Cumulative electric vehicle sales in India’s national capital have topped 50,000 units this month with EV ‘s accounting for over 12.5 percent of all new vehicle sales, a senior state government official said on Thursday.
The Delhi state government had rolled out its maiden EV policy 2020 which extended a host of incentives over and above the central government’s FAME 2 scheme to customers. One of its stated targets was to electrify 25 percent of all new vehicle sales by 2024. Within two years, the state has achieved half of that target, the official said.
“Back in 2020, the share of EVs was just 1.2 percent. In the first quarter of this calendar year, the share was over 10 percent. In fact, in March, it was over 12.5 percent, which is halfway to our stated target of 25 percent EV sales by 2024,” said Jasmin Shah, Vice Chairman, Dialogue and Development Commission of Delhi. “Since the rollout of the policy, cumulative EV sales have also crossed 50,000 units–50,401 to be exact as on May 15. The largest share in this at 39 percent is electric two-wheelers followed by e-rickshaws at 37 percent and cars at 5 percent.”

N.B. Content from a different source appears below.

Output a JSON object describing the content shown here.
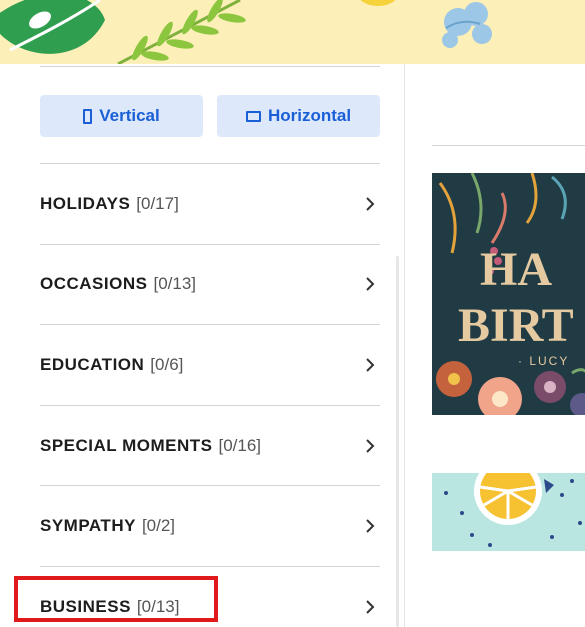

While over a dozen states have announced EV policies of their–some offering even better incentives, the EV policy of Delhi is considered to be one of the first comprehensive policies providing a template for others. Besides waiving off-road tax and registration charges, it also provides incentives of a maximum INR 30,000 for two and three-wheelers and INR 150,000 for four-wheelers. Earlier this year, the ambit of the policy was expanded to include electric cycles as well.
“The success in Delhi shows that fast EV adoption is possible if the right policy is implemented in a timely and transparent manner. Our incentive disbursement process is transparent and money is transferred directly to the consumer’s account through DBT within 7-10 days,” he said.
“Alongside that, we realized early on that EV adoption is not going to take place through large vehicles but with two and three-wheelers. So our focus was there,” he added. “There is a strong impetus to building charging infrastructure as well. The city has 915 charging points including 165 battery swapping junctions and one of the lowest tariffs in the country of just INR 4-4.5 per unit.”
On top of these, there are also 200 private charging points while another 150 are being set up. The government has also used mandates in specific segments to increase electrification. For example in the case of auto-rickshaws, it gave licenses only to electric autos for 4,000 recently. Similarly, it has been decided that all fresh city bus purchases would only be electric. The Delhi Transport Corporation recently concluded the purchase of 300 buses. It also won an allocation of 1500 buses under CESL’s grand e-bus challenge that was concluded recently with Tata Motors bagging all the contracts.
Further, a minimum requirement of an electric fleet is being considered from next year for cab aggregators like Uber and Ola. According to the draft aggregator policy, 10 percent of all two-wheelers and 5 percent of all four-wheelers have to be electric within the first six months from the date of notification. Two years from the notification, the share will have to rise to 50 percent of all new two-wheelers and 25 percent.
To provide for the subsidies for EVs, the government has imposed a cess on diesel vehicles but Shah added that the center should extend some incentives for better performing states.
“We are at the forefront of electrification but without any help, we will start feeling the churn of the incentives on our balance sheet. Better performing states should be extended some benefit,” he said. “We aim to add 5,000 more buses to our fleet but some relaxation in policy is needed.”